Personnel: Miriam Makeba (vocals); Miriam Makeba; Nelson Lee (vocals, Fender Rhodes piano, string synthesizer, drum programming, background vocals); Johnny Chonco (guitar, acoustic guitar); Johnny Chonco (guitar); Louis Mhlanga (acoustic guitar, wah-wah guitar); Floyd Manana, Greg Georgeiades, Joel Klein (acoustic guitar); Gaylen Sales (harp); Olivia Sanov, Miro Chakaryan, Barbra Walton, Ivo Ivanov (violin); Norman Goldsmith, Maryan Vonk-Stirling (viola); Robin Landauer, Laurie Howe (cello); Kelly Petlane (flute, pennywhistle); Kelly Petilane (pennywhistle); Prince Lengoasa, Prince Lengoasa (trumpet); Andile Yenana (piano); Ngwako Manamela (vibraphone); Herbie Tsoaeli (bass instrument, upright bass); Mandla Zikalala (upright bass); Kesivan Naidoo (drums, percussion); Kwazi Shange (drums); Godfrey Mgoina (congas, bongos, claves, shaker, percussion, chimes); Gavin Eckhart (shaker, drum programming); Zamo Mbutho, Zenzi Lee (background vocals); Bushy Seathlolo (acoustic guitar, piano, synthesizer); McCoy Mrubata (alto saxophone); Jabu Magubane (trombone); Lulu Gontsana (drums); Ringo Madlingozi (djembe, tabla, percussion, drum programming, background vocals).
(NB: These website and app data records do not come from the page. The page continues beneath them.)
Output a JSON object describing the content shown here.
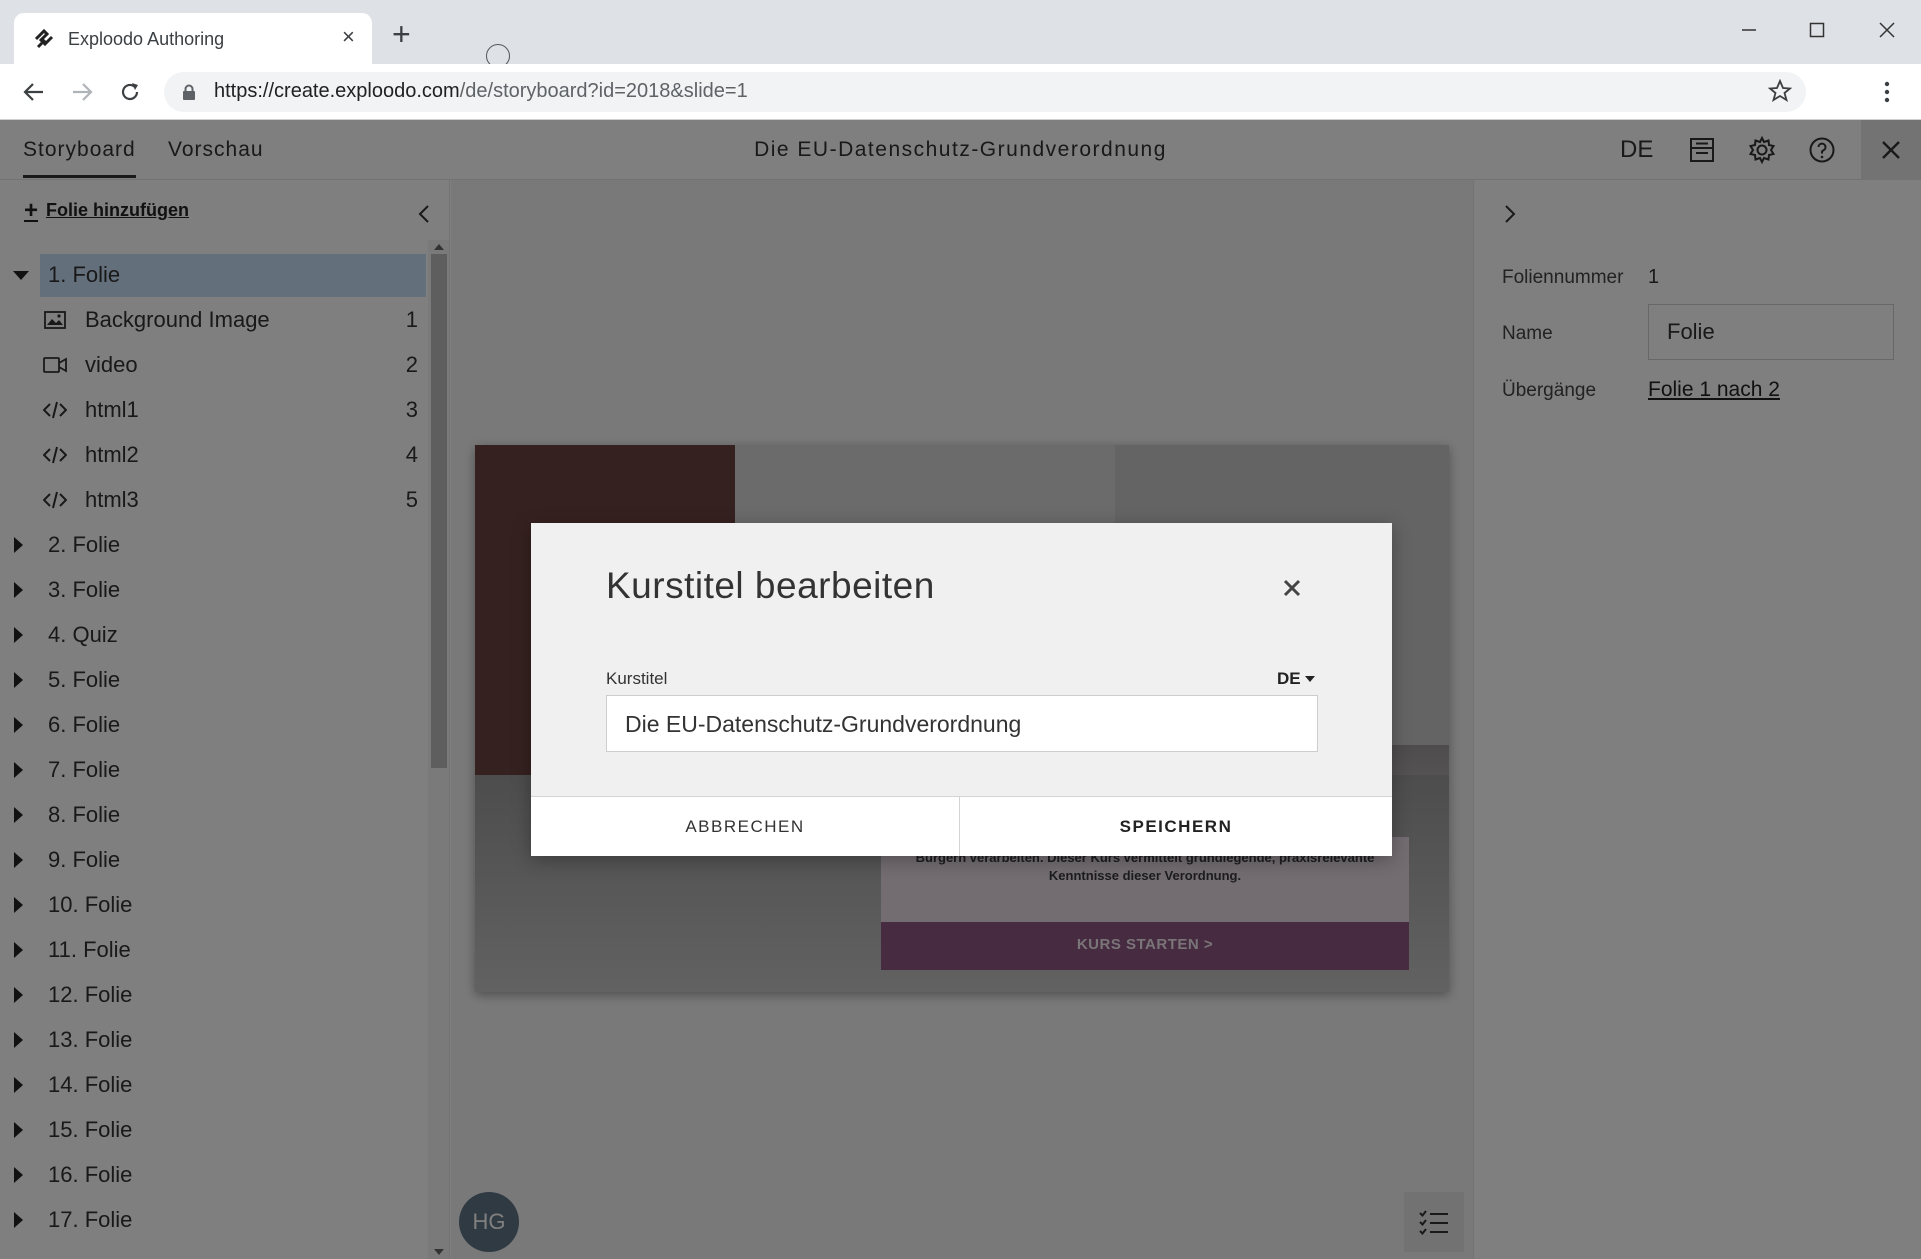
{
  "browser": {
    "tab_title": "Exploodo Authoring",
    "url_host": "https://create.exploodo.com",
    "url_path": "/de/storyboard?id=2018&slide=1"
  },
  "header": {
    "tabs": [
      {
        "label": "Storyboard",
        "active": true
      },
      {
        "label": "Vorschau",
        "active": false
      }
    ],
    "title": "Die EU-Datenschutz-Grundverordnung",
    "language": "DE"
  },
  "sidebar": {
    "add_slide_label": "Folie hinzufügen",
    "slides": [
      {
        "label": "1. Folie",
        "expanded": true,
        "selected": true,
        "children": [
          {
            "label": "Background Image",
            "number": "1",
            "icon": "image-icon"
          },
          {
            "label": "video",
            "number": "2",
            "icon": "video-icon"
          },
          {
            "label": "html1",
            "number": "3",
            "icon": "code-icon"
          },
          {
            "label": "html2",
            "number": "4",
            "icon": "code-icon"
          },
          {
            "label": "html3",
            "number": "5",
            "icon": "code-icon"
          }
        ]
      },
      {
        "label": "2. Folie"
      },
      {
        "label": "3. Folie"
      },
      {
        "label": "4. Quiz"
      },
      {
        "label": "5. Folie"
      },
      {
        "label": "6. Folie"
      },
      {
        "label": "7. Folie"
      },
      {
        "label": "8. Folie"
      },
      {
        "label": "9. Folie"
      },
      {
        "label": "10. Folie"
      },
      {
        "label": "11. Folie"
      },
      {
        "label": "12. Folie"
      },
      {
        "label": "13. Folie"
      },
      {
        "label": "14. Folie"
      },
      {
        "label": "15. Folie"
      },
      {
        "label": "16. Folie"
      },
      {
        "label": "17. Folie"
      }
    ]
  },
  "slide_preview": {
    "panel_text_line1": "Bürgern verarbeiten. Dieser Kurs vermittelt grundlegende, praxisrelevante",
    "panel_text_line2": "Kenntnisse dieser Verordnung.",
    "cta_label": "KURS STARTEN >",
    "cta_color": "#8e5780"
  },
  "user": {
    "initials": "HG",
    "avatar_color": "#607487"
  },
  "properties": {
    "slide_number_label": "Foliennummer",
    "slide_number": "1",
    "name_label": "Name",
    "name_value": "Folie",
    "transitions_label": "Übergänge",
    "transition_link": "Folie 1 nach 2"
  },
  "modal": {
    "title": "Kurstitel bearbeiten",
    "field_label": "Kurstitel",
    "language": "DE",
    "field_value": "Die EU-Datenschutz-Grundverordnung",
    "cancel_label": "ABBRECHEN",
    "save_label": "SPEICHERN"
  }
}
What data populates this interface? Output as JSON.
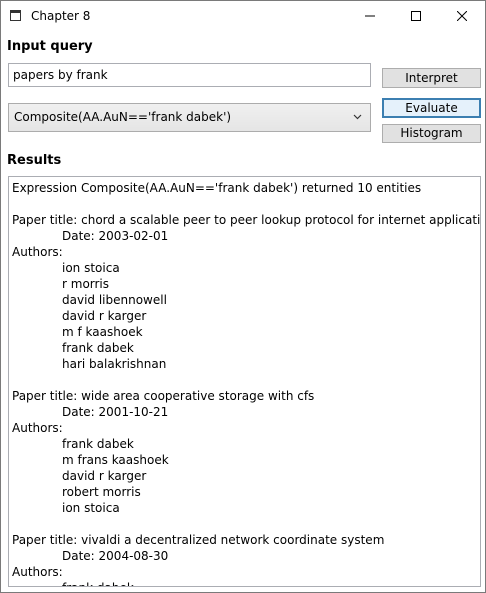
{
  "window": {
    "title": "Chapter 8",
    "minimize_glyph": "—",
    "maximize_glyph": "☐",
    "close_glyph": "✕"
  },
  "input_section": {
    "label": "Input query",
    "query_value": "papers by frank",
    "interpret_label": "Interpret"
  },
  "combo": {
    "selected": "Composite(AA.AuN=='frank dabek')"
  },
  "buttons": {
    "evaluate_label": "Evaluate",
    "histogram_label": "Histogram"
  },
  "results": {
    "label": "Results",
    "summary": "Expression Composite(AA.AuN=='frank dabek') returned 10 entities",
    "papers": [
      {
        "title_line": "Paper title: chord a scalable peer to peer lookup protocol for internet applications",
        "date_line": "Date: 2003-02-01",
        "authors_label": "Authors:",
        "authors": [
          "ion stoica",
          "r morris",
          "david libennowell",
          "david r karger",
          "m f kaashoek",
          "frank dabek",
          "hari balakrishnan"
        ]
      },
      {
        "title_line": "Paper title: wide area cooperative storage with cfs",
        "date_line": "Date: 2001-10-21",
        "authors_label": "Authors:",
        "authors": [
          "frank dabek",
          "m frans kaashoek",
          "david r karger",
          "robert morris",
          "ion stoica"
        ]
      },
      {
        "title_line": "Paper title: vivaldi a decentralized network coordinate system",
        "date_line": "Date: 2004-08-30",
        "authors_label": "Authors:",
        "authors": [
          "frank dabek"
        ]
      }
    ]
  }
}
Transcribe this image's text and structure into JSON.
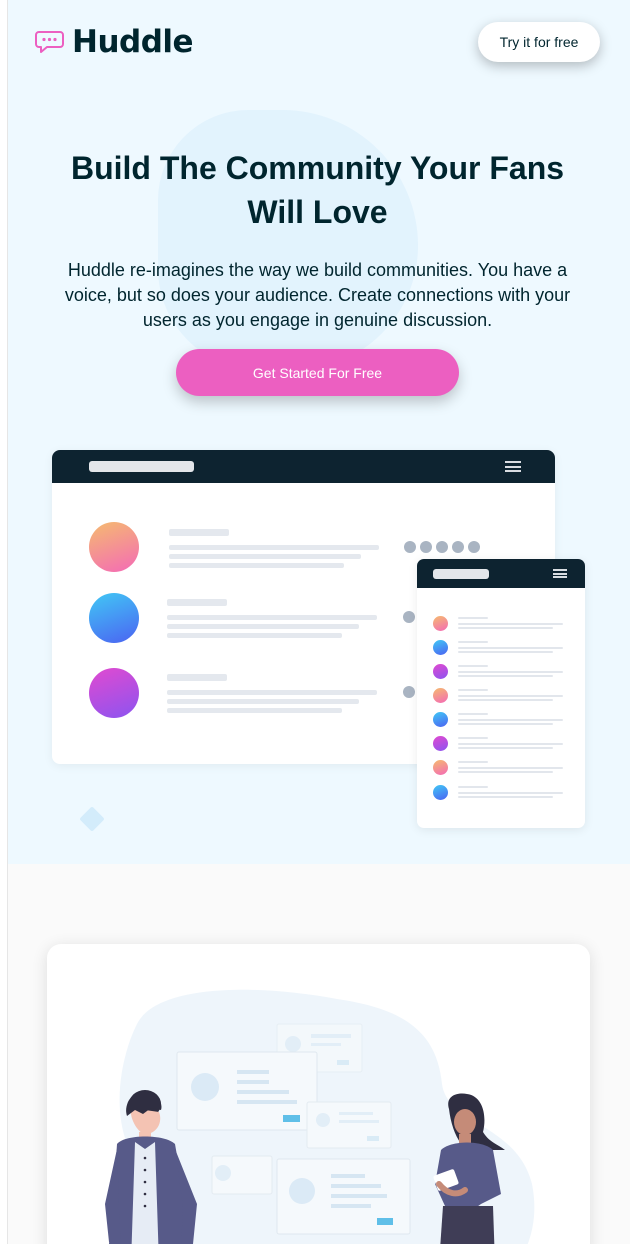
{
  "brand": {
    "name": "Huddle",
    "accent": "#ec5fc1",
    "dark": "#00252e",
    "hero_bg": "#eef9ff"
  },
  "header": {
    "cta_label": "Try it for free"
  },
  "hero": {
    "title": "Build The Community Your Fans Will Love",
    "subtitle": "Huddle re-imagines the way we build communities. You have a voice, but so does your audience. Create connections with your users as you engage in genuine discussion.",
    "cta_label": "Get Started For Free"
  },
  "icons": {
    "logo": "chat-bubble-icon",
    "menu": "hamburger-menu-icon"
  },
  "illustration": {
    "name": "people-chatting-illustration"
  }
}
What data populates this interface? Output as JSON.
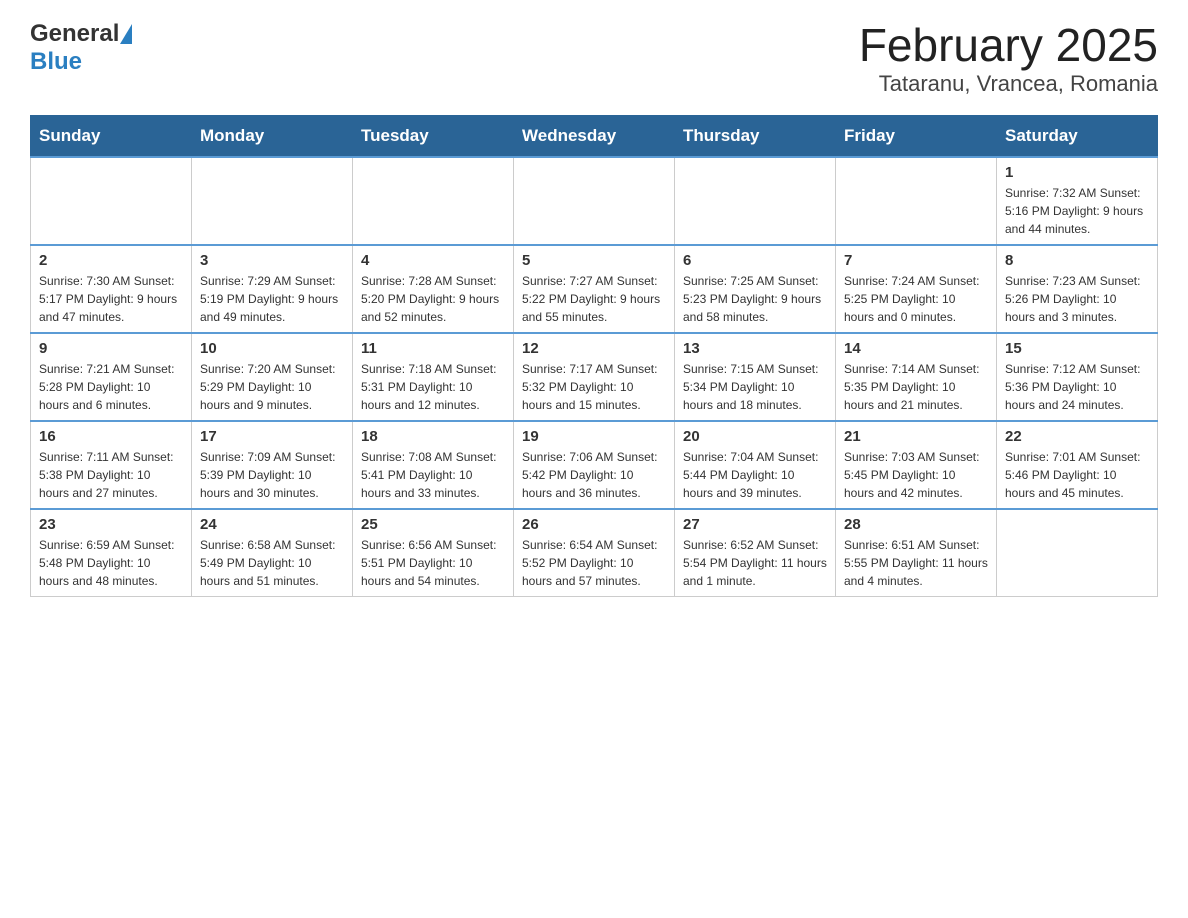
{
  "header": {
    "title": "February 2025",
    "subtitle": "Tataranu, Vrancea, Romania",
    "logo_general": "General",
    "logo_blue": "Blue"
  },
  "days_of_week": [
    "Sunday",
    "Monday",
    "Tuesday",
    "Wednesday",
    "Thursday",
    "Friday",
    "Saturday"
  ],
  "weeks": [
    [
      {
        "day": "",
        "info": ""
      },
      {
        "day": "",
        "info": ""
      },
      {
        "day": "",
        "info": ""
      },
      {
        "day": "",
        "info": ""
      },
      {
        "day": "",
        "info": ""
      },
      {
        "day": "",
        "info": ""
      },
      {
        "day": "1",
        "info": "Sunrise: 7:32 AM\nSunset: 5:16 PM\nDaylight: 9 hours\nand 44 minutes."
      }
    ],
    [
      {
        "day": "2",
        "info": "Sunrise: 7:30 AM\nSunset: 5:17 PM\nDaylight: 9 hours\nand 47 minutes."
      },
      {
        "day": "3",
        "info": "Sunrise: 7:29 AM\nSunset: 5:19 PM\nDaylight: 9 hours\nand 49 minutes."
      },
      {
        "day": "4",
        "info": "Sunrise: 7:28 AM\nSunset: 5:20 PM\nDaylight: 9 hours\nand 52 minutes."
      },
      {
        "day": "5",
        "info": "Sunrise: 7:27 AM\nSunset: 5:22 PM\nDaylight: 9 hours\nand 55 minutes."
      },
      {
        "day": "6",
        "info": "Sunrise: 7:25 AM\nSunset: 5:23 PM\nDaylight: 9 hours\nand 58 minutes."
      },
      {
        "day": "7",
        "info": "Sunrise: 7:24 AM\nSunset: 5:25 PM\nDaylight: 10 hours\nand 0 minutes."
      },
      {
        "day": "8",
        "info": "Sunrise: 7:23 AM\nSunset: 5:26 PM\nDaylight: 10 hours\nand 3 minutes."
      }
    ],
    [
      {
        "day": "9",
        "info": "Sunrise: 7:21 AM\nSunset: 5:28 PM\nDaylight: 10 hours\nand 6 minutes."
      },
      {
        "day": "10",
        "info": "Sunrise: 7:20 AM\nSunset: 5:29 PM\nDaylight: 10 hours\nand 9 minutes."
      },
      {
        "day": "11",
        "info": "Sunrise: 7:18 AM\nSunset: 5:31 PM\nDaylight: 10 hours\nand 12 minutes."
      },
      {
        "day": "12",
        "info": "Sunrise: 7:17 AM\nSunset: 5:32 PM\nDaylight: 10 hours\nand 15 minutes."
      },
      {
        "day": "13",
        "info": "Sunrise: 7:15 AM\nSunset: 5:34 PM\nDaylight: 10 hours\nand 18 minutes."
      },
      {
        "day": "14",
        "info": "Sunrise: 7:14 AM\nSunset: 5:35 PM\nDaylight: 10 hours\nand 21 minutes."
      },
      {
        "day": "15",
        "info": "Sunrise: 7:12 AM\nSunset: 5:36 PM\nDaylight: 10 hours\nand 24 minutes."
      }
    ],
    [
      {
        "day": "16",
        "info": "Sunrise: 7:11 AM\nSunset: 5:38 PM\nDaylight: 10 hours\nand 27 minutes."
      },
      {
        "day": "17",
        "info": "Sunrise: 7:09 AM\nSunset: 5:39 PM\nDaylight: 10 hours\nand 30 minutes."
      },
      {
        "day": "18",
        "info": "Sunrise: 7:08 AM\nSunset: 5:41 PM\nDaylight: 10 hours\nand 33 minutes."
      },
      {
        "day": "19",
        "info": "Sunrise: 7:06 AM\nSunset: 5:42 PM\nDaylight: 10 hours\nand 36 minutes."
      },
      {
        "day": "20",
        "info": "Sunrise: 7:04 AM\nSunset: 5:44 PM\nDaylight: 10 hours\nand 39 minutes."
      },
      {
        "day": "21",
        "info": "Sunrise: 7:03 AM\nSunset: 5:45 PM\nDaylight: 10 hours\nand 42 minutes."
      },
      {
        "day": "22",
        "info": "Sunrise: 7:01 AM\nSunset: 5:46 PM\nDaylight: 10 hours\nand 45 minutes."
      }
    ],
    [
      {
        "day": "23",
        "info": "Sunrise: 6:59 AM\nSunset: 5:48 PM\nDaylight: 10 hours\nand 48 minutes."
      },
      {
        "day": "24",
        "info": "Sunrise: 6:58 AM\nSunset: 5:49 PM\nDaylight: 10 hours\nand 51 minutes."
      },
      {
        "day": "25",
        "info": "Sunrise: 6:56 AM\nSunset: 5:51 PM\nDaylight: 10 hours\nand 54 minutes."
      },
      {
        "day": "26",
        "info": "Sunrise: 6:54 AM\nSunset: 5:52 PM\nDaylight: 10 hours\nand 57 minutes."
      },
      {
        "day": "27",
        "info": "Sunrise: 6:52 AM\nSunset: 5:54 PM\nDaylight: 11 hours\nand 1 minute."
      },
      {
        "day": "28",
        "info": "Sunrise: 6:51 AM\nSunset: 5:55 PM\nDaylight: 11 hours\nand 4 minutes."
      },
      {
        "day": "",
        "info": ""
      }
    ]
  ]
}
Audio Mixer: Gavin Eckhart.
Liner Note Author: Marc Le Chat.
Recording information: Digital Cupboard Studios.
Photographer: Martin Beck.
Miriam Makeba is an icon of South African music, beyond dispute. It's a status she's earned over the years, and it gives her the luxury to release a smooth album like this, where she can show a great deal of her range. There are new versions of two of her most famous pieces, "Pata Pata" and "The Click Song," updated to fit in with her new musical outlook (although it has to be admitted that the originals were much better). There are also a couple of Brazilian pieces, which wok wonderfully well for the relaxed quality of her voice, especially on "Xica da Silva," while a French ballad, "Comme une Symphonie d'Amour," unfortunately turns to the incredibly syrupy. She fares much better on a song like "Love Tastes Like Strawberries," with its delicious airiness and strong lyrics, where she can really shine, and on the bluesy "Quit It," which offers another, grittier side of her talent. A couple of the tracks come from the pen of her ex-husband, Hugh Masekela, admittedly not the strongest work on the record. She can still sing gloriously, and there are some cuts here that show that. Sadly, too much of it feels like coasting, but she's entitled to that. Hopefully next time out she'll challenge herself a little more. ~ Chris Nickson